- [Entries provided]:
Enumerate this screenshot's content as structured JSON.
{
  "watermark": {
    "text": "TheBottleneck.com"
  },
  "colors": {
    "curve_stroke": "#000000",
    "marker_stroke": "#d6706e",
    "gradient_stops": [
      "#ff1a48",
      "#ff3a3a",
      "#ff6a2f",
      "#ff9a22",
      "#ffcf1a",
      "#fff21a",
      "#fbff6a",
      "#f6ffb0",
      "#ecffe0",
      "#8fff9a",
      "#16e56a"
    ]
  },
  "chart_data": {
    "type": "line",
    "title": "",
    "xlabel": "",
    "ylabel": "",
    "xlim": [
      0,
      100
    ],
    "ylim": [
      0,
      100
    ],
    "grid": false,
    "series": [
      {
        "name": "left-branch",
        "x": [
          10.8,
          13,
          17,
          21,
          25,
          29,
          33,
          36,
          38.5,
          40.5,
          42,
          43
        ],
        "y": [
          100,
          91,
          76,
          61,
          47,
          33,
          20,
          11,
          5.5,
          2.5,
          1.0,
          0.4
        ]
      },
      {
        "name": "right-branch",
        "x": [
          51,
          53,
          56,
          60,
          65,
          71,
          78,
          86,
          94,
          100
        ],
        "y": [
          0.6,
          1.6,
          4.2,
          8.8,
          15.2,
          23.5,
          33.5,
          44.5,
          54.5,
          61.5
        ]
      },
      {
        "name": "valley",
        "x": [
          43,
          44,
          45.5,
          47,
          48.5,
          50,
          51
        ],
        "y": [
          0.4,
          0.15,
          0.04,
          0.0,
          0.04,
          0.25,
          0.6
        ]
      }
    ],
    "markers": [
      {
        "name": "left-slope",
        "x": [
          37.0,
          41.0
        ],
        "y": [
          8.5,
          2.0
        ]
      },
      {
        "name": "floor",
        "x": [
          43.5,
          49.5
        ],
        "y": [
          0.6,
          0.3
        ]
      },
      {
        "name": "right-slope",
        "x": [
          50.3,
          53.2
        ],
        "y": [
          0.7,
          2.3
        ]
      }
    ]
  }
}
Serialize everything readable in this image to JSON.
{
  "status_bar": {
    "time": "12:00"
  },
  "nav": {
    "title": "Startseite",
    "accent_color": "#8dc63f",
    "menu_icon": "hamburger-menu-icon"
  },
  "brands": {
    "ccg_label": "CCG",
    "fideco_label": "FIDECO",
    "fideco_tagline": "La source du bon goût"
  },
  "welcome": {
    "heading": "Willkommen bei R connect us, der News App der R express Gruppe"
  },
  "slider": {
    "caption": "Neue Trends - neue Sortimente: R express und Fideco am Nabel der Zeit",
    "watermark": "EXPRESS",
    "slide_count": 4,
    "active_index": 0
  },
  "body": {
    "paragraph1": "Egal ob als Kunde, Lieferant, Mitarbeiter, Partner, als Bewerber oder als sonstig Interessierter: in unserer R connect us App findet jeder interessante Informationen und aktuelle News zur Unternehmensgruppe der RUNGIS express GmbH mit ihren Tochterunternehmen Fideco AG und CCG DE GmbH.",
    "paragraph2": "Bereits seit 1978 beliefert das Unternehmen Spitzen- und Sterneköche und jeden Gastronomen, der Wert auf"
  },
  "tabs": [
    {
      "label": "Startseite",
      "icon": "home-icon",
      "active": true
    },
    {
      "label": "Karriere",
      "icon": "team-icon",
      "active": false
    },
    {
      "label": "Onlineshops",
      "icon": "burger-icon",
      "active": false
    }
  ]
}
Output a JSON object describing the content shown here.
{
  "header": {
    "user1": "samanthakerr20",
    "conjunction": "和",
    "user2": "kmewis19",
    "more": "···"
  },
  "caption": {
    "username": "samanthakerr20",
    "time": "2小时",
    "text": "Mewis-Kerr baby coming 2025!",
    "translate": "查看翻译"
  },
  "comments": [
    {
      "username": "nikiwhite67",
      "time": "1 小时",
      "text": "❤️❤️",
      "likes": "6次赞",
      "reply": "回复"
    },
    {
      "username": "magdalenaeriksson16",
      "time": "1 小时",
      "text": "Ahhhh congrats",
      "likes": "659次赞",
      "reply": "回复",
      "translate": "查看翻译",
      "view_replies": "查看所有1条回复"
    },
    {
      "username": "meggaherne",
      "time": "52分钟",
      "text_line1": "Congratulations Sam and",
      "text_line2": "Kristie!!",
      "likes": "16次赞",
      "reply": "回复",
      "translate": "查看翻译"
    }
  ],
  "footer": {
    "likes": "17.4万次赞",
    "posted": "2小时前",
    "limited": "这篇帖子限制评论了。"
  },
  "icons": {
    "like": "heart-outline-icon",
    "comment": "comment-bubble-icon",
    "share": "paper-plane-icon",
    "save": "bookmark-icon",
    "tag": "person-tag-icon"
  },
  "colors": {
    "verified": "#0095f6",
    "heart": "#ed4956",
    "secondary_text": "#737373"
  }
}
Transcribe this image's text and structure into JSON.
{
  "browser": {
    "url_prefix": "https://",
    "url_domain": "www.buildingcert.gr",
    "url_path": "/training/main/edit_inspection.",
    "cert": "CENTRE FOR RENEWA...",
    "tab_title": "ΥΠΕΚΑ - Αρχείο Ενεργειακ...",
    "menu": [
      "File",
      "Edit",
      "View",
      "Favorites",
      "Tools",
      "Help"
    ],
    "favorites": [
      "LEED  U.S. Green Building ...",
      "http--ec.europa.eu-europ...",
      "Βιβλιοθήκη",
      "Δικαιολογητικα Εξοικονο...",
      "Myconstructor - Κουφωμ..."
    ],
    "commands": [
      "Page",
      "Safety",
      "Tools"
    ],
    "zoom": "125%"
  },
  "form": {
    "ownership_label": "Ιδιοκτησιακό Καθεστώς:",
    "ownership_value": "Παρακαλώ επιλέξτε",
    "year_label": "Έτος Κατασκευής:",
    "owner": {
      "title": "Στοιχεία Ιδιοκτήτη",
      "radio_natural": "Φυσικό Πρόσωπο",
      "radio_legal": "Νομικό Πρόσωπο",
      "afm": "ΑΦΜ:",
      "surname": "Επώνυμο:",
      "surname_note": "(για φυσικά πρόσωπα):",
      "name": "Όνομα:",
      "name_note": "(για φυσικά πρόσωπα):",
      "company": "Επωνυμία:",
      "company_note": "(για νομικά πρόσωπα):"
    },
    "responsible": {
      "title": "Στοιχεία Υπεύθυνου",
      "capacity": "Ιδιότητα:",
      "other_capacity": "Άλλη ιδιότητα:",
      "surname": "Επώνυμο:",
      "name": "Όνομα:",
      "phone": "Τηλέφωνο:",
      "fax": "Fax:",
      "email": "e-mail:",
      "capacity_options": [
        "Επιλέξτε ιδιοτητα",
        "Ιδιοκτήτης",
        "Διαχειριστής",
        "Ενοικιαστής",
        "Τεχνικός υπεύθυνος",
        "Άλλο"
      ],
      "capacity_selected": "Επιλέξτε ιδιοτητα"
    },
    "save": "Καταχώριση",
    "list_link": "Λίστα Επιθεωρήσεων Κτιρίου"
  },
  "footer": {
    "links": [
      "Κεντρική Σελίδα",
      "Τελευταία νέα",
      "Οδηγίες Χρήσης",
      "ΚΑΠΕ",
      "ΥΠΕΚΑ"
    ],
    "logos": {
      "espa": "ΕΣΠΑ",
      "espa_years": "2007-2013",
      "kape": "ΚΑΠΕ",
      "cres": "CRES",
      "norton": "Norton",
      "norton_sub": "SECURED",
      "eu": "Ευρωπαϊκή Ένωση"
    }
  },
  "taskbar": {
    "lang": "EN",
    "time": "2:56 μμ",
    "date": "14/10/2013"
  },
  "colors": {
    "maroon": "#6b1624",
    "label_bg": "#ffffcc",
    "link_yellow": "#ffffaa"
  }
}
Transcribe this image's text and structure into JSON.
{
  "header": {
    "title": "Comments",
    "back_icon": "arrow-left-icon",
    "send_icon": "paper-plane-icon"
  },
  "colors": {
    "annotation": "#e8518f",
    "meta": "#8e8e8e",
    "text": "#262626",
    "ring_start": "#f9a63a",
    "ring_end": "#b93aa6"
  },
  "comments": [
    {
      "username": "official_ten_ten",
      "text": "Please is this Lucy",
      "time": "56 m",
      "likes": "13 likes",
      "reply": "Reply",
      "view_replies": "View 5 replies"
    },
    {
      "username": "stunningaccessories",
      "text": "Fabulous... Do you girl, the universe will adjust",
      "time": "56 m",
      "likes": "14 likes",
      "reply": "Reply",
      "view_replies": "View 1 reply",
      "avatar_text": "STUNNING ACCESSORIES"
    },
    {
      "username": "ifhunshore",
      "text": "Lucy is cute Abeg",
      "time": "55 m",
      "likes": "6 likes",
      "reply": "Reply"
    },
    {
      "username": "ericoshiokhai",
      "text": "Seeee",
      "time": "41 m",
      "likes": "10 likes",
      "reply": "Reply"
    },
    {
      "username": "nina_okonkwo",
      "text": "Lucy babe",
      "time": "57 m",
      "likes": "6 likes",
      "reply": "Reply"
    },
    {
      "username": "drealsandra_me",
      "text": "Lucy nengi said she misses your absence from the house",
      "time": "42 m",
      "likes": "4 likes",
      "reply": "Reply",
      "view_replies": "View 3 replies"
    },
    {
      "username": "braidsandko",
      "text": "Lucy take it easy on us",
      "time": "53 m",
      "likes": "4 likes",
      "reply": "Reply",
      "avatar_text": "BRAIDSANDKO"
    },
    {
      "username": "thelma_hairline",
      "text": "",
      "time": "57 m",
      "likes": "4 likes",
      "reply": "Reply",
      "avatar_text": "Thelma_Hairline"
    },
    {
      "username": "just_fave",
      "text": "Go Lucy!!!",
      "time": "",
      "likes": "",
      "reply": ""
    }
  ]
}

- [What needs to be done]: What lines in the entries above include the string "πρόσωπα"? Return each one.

- [Answer to the problem]:
      "surname_note": "(για φυσικά πρόσωπα):",
      "name_note": "(για φυσικά πρόσωπα):",
      "company_note": "(για νομικά πρόσωπα):"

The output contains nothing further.